This article originally appeared in the St. Louis Beacon: Missouri Gov. Jay Nixon announced Thursday that his administration is dropping a plan to cut the state’s food-stamp rolls by stopping a federal waiver that had allowed Missouri to expand eligibility for the last four years.

The governor, a Democrat, said in a statement that he “has directed the Missouri Department of Social Services to withdraw a proposed rule to modify Missouri’s existing waiver under the federal Supplemental Nutrition Assistance Program (SNAP).”

(via Flickr/clementine gallot)

An official with the Missouri Department of Social Services (DSS) briefed a House Interim Committee Monday on Governor Jay Nixon's (D) proposed rule change to cut able-bodied adults without children from the federal food stamp program (SNAP) if they don't have a job.

Allison Campbell with the DSS Family Support Division says they initially sought to implement the change on October 1st via emergency rule, but she admits that approach was a mistake.

This article first appeared in the St. Louis Beacon: Canned veggies, soups, tuna and fruit.

Nonperishables like peanut butter, crackers and cereals.

There’s nothing fancy on the "want list" of St. Louis area food pantries: just the basic canned and shelf-stable foods they have always distributed to the region’s hungry families.

This article first appeared in the St. Louis Beacon: The state of Missouri is planning to cut back on eligibility for food stamps, a move that swiftly prompted criticism from the Missouri Association for Social Welfare.

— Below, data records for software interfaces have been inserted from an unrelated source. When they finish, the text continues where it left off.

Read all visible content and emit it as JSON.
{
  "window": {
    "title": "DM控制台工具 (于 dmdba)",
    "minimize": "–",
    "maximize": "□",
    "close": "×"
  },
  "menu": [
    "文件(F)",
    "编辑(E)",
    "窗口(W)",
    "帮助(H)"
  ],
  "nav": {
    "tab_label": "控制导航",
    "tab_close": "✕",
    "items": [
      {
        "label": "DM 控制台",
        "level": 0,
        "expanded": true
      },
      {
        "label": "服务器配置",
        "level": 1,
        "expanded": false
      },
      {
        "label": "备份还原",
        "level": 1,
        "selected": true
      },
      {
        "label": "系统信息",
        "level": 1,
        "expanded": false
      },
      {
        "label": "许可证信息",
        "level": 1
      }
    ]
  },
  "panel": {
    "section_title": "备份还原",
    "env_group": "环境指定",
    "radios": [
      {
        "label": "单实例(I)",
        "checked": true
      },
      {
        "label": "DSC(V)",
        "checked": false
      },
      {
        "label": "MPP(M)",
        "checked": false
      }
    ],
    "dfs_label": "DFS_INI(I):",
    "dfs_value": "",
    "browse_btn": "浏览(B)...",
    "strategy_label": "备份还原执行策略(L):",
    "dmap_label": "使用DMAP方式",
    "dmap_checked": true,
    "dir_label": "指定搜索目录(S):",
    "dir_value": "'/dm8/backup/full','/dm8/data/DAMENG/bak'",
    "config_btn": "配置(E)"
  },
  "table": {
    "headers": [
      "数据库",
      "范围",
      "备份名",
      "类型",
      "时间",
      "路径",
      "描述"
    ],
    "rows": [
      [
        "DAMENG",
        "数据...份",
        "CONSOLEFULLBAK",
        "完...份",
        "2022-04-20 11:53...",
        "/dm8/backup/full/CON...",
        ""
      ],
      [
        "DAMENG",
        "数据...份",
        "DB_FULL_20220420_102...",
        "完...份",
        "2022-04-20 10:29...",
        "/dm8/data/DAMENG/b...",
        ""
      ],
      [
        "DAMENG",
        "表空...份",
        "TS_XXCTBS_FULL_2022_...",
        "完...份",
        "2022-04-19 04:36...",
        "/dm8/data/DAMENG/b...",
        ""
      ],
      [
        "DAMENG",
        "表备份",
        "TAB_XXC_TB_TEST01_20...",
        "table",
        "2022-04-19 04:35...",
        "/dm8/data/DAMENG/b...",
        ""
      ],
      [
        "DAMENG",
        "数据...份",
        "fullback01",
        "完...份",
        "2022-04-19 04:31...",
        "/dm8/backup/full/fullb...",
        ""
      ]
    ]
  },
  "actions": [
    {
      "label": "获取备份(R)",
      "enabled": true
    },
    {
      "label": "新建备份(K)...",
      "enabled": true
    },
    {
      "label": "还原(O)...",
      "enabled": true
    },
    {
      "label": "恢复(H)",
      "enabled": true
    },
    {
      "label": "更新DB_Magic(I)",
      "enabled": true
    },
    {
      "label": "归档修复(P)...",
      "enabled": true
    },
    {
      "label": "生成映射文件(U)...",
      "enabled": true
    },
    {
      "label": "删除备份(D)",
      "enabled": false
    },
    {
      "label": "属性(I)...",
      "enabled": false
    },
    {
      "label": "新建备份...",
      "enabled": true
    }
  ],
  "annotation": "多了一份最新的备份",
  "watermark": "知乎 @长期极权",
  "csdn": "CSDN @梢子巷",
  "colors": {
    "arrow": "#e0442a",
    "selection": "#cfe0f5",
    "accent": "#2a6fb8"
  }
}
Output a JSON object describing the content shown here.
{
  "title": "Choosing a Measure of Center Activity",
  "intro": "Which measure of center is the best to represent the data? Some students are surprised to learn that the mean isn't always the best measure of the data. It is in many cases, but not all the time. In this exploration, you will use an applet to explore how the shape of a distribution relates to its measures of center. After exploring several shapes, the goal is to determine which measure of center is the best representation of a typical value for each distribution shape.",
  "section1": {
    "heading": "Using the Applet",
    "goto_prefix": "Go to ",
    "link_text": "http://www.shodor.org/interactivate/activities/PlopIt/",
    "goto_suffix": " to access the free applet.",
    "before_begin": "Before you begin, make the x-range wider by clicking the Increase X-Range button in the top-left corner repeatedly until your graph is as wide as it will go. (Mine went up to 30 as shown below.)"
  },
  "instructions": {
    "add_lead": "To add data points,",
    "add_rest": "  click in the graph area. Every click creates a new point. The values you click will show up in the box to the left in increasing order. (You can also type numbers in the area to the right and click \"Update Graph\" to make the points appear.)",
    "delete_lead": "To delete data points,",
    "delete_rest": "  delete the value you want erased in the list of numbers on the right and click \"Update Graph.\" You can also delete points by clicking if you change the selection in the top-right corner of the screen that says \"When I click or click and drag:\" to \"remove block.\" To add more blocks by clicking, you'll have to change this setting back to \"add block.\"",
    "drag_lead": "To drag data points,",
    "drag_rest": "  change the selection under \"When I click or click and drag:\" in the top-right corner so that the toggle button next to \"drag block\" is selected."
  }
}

The proposed change would require that most able-bodied Missourians, aged 18-50 and without dependents, would receive food stamps only if “they are employed, seeking work or are enrolled in an education or training program,” according to a statement issued by the state’s Department of Social Services.

Tim Lloyd/St. Louis Public Radio

A report released Wednesday by the U.S. Department of Agriculture (USDA) shows the number of Missouri households threatened by hunger has grown over the past three years.

While the national average shows 14.7 percent of American homes had low or very low food security between 2010 and 2012, Missouri's average is 16.7 percent, or about one out of six households.  That's up from 15 percent during the 2007-2009 survey period.  Glenn Koenen is Hunger Task Force Chair for the Missouri Association for Social Welfare.